TASK DESCRIPTION: Copy out, from the entries below, each line holding the string "JSON".
EXCERPTED RECORDS below:
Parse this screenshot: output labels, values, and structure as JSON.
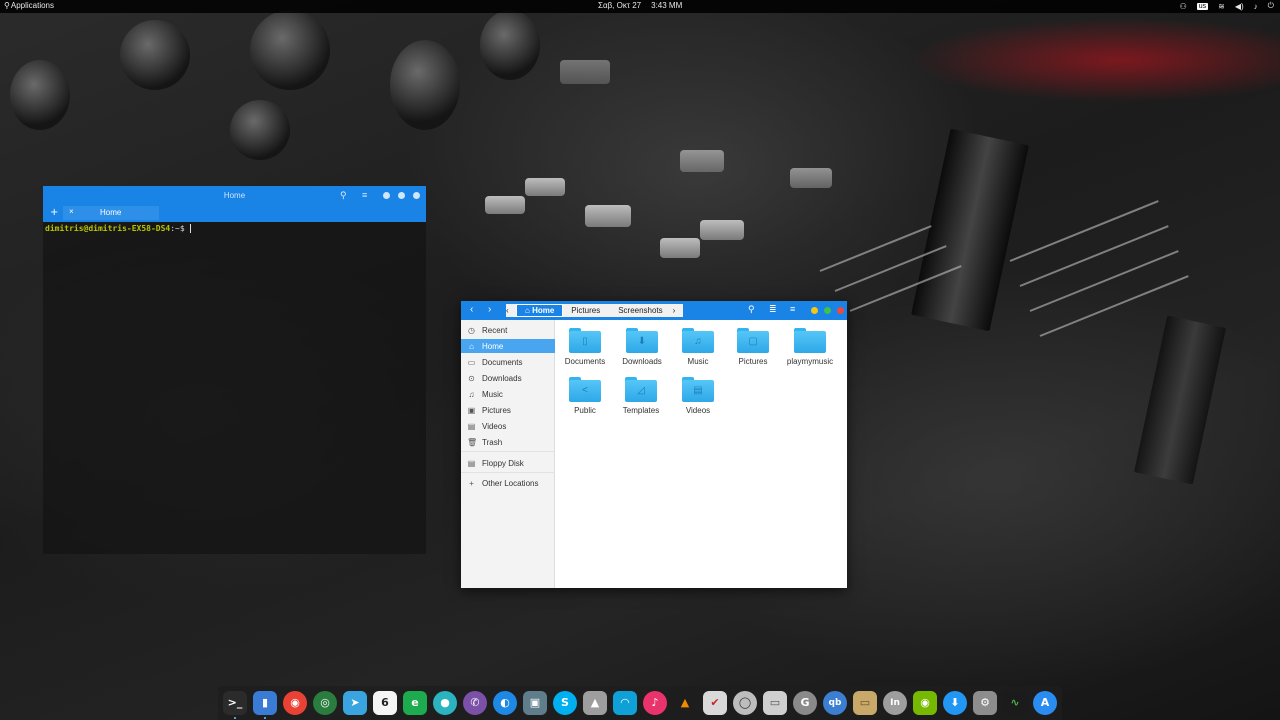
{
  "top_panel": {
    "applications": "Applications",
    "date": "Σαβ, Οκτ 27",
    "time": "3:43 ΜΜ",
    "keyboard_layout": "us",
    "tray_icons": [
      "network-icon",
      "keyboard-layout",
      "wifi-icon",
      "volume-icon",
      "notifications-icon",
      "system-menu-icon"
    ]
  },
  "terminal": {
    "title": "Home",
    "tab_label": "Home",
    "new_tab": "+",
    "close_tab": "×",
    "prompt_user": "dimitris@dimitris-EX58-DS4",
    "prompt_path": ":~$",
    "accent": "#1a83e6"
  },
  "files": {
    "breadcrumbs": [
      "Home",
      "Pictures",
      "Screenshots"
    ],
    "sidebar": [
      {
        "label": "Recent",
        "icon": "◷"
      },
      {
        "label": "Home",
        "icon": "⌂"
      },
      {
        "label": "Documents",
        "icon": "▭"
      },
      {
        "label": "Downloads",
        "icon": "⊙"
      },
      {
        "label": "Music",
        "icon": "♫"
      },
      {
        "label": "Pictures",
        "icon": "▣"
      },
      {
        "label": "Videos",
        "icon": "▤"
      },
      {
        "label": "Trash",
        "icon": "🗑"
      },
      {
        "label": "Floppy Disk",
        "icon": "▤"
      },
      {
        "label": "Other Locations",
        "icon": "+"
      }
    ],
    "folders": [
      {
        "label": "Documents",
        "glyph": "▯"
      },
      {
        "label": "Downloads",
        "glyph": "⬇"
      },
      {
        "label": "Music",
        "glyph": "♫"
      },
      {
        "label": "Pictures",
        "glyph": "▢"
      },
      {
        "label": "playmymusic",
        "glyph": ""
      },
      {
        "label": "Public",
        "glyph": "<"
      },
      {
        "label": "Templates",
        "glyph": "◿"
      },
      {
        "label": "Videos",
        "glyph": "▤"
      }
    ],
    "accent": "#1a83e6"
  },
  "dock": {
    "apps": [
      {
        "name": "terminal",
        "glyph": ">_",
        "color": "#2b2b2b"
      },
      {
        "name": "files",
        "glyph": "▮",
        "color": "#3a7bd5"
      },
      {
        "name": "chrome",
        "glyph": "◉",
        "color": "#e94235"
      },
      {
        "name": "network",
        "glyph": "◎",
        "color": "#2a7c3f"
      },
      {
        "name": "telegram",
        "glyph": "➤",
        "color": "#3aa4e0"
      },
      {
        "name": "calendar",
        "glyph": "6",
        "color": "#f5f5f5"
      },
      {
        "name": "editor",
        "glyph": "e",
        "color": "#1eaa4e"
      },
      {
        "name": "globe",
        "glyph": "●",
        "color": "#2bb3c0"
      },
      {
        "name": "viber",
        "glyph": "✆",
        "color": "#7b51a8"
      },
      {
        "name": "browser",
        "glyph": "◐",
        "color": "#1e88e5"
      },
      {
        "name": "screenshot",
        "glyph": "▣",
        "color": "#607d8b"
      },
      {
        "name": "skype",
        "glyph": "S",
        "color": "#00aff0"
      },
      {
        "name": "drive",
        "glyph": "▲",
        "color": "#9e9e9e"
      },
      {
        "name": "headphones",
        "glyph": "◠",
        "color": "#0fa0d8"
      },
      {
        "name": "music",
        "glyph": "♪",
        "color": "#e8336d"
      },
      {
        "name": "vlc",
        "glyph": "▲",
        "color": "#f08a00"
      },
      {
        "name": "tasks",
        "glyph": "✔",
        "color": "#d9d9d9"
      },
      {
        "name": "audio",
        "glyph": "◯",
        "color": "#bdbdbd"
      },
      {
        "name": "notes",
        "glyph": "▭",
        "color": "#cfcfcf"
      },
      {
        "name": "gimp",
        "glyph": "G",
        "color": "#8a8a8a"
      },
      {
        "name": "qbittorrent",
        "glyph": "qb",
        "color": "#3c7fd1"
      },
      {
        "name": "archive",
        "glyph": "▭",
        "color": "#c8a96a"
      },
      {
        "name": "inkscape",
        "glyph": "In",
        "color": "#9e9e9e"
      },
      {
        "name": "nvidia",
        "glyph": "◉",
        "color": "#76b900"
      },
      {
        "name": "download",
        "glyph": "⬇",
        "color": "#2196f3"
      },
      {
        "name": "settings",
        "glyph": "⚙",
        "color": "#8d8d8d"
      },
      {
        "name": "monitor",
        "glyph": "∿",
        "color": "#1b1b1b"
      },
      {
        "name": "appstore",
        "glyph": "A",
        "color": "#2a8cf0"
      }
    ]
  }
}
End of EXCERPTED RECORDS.
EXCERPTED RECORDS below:
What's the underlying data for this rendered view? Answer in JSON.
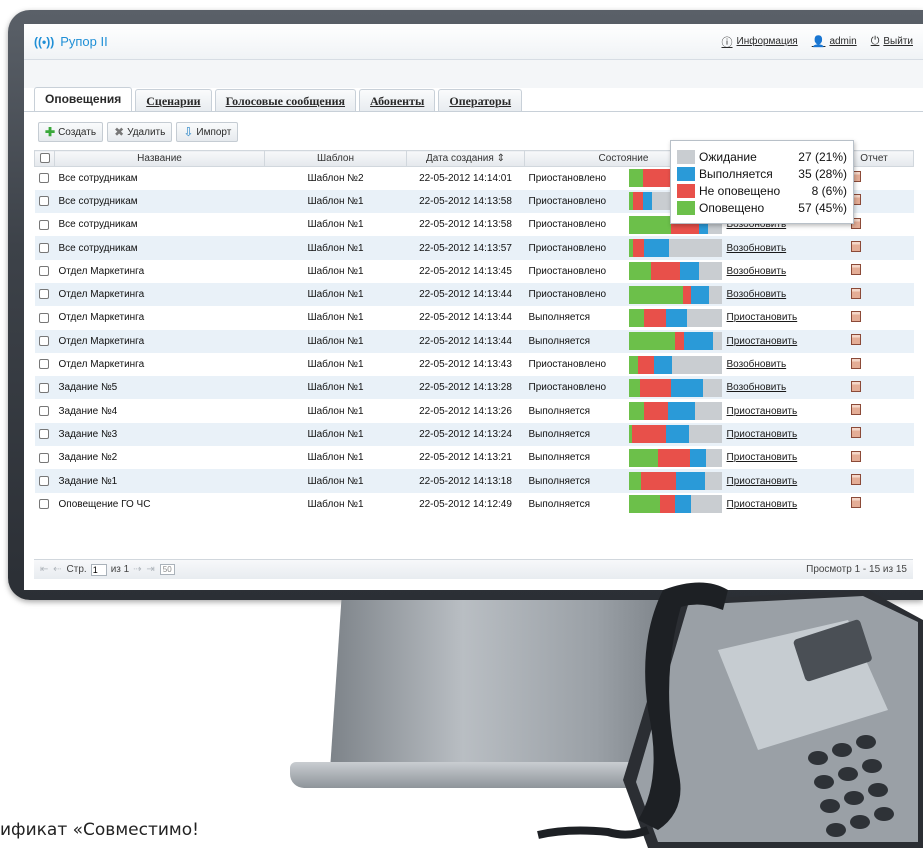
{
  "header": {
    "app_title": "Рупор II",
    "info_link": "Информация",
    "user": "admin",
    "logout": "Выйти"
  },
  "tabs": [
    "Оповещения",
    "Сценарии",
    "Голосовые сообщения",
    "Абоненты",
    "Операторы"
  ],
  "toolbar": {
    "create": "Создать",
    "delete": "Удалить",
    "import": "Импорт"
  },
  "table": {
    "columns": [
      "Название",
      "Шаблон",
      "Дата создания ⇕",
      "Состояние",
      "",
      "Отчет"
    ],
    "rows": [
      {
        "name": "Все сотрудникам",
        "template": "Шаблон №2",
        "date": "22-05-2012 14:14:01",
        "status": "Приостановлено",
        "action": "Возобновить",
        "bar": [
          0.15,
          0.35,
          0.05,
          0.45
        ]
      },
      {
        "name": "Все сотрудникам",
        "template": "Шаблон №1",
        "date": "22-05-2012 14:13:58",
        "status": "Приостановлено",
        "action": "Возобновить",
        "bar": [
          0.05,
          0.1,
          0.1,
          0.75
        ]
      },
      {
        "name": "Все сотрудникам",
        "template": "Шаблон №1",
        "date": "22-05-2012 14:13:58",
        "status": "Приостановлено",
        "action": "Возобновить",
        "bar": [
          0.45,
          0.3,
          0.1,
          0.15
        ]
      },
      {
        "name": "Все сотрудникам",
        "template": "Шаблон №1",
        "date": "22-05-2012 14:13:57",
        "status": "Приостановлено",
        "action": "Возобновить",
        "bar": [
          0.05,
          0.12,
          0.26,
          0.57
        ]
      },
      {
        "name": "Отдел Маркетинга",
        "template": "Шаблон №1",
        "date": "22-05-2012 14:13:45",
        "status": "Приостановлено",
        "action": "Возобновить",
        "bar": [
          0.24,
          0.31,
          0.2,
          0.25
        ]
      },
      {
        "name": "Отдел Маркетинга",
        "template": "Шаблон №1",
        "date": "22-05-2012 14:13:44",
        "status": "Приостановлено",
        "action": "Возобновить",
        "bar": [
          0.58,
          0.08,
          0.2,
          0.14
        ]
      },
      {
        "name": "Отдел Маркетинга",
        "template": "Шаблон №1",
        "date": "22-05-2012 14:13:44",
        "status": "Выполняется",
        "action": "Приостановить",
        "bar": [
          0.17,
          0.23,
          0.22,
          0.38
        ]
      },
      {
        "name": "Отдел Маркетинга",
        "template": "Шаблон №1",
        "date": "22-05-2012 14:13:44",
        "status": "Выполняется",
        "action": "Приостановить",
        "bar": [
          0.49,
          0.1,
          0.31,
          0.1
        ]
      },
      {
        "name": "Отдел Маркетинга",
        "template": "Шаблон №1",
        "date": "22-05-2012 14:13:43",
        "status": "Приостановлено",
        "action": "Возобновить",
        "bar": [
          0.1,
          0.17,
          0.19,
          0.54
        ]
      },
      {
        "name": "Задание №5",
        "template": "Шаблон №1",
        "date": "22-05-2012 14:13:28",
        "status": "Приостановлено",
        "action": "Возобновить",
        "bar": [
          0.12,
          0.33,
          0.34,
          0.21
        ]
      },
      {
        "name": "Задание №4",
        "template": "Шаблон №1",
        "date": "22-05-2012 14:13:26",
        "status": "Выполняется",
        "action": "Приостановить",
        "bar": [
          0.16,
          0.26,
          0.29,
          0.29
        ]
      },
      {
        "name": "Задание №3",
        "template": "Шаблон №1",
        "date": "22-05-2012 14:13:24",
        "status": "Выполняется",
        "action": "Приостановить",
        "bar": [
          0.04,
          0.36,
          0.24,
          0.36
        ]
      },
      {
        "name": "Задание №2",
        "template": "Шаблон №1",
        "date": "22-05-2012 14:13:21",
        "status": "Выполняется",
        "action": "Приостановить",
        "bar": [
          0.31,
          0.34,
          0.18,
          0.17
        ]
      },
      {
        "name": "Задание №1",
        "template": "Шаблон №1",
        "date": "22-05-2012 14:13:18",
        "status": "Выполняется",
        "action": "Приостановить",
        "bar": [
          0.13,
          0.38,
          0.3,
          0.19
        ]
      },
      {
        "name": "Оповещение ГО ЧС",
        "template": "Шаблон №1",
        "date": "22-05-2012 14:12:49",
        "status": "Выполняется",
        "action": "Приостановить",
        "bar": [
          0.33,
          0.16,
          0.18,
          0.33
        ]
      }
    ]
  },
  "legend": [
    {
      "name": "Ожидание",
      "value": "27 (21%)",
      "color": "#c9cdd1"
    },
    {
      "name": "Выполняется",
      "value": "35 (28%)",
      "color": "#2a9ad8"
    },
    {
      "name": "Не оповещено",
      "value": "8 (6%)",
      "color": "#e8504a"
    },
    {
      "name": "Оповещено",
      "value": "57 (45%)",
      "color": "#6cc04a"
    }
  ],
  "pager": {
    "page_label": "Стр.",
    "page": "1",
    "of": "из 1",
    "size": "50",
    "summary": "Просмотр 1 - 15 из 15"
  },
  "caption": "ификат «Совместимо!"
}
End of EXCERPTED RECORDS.
YOUR RESPONSE:
Parse this screenshot: output labels, values, and structure as JSON.
What's the underlying data for this rendered view? Answer in JSON.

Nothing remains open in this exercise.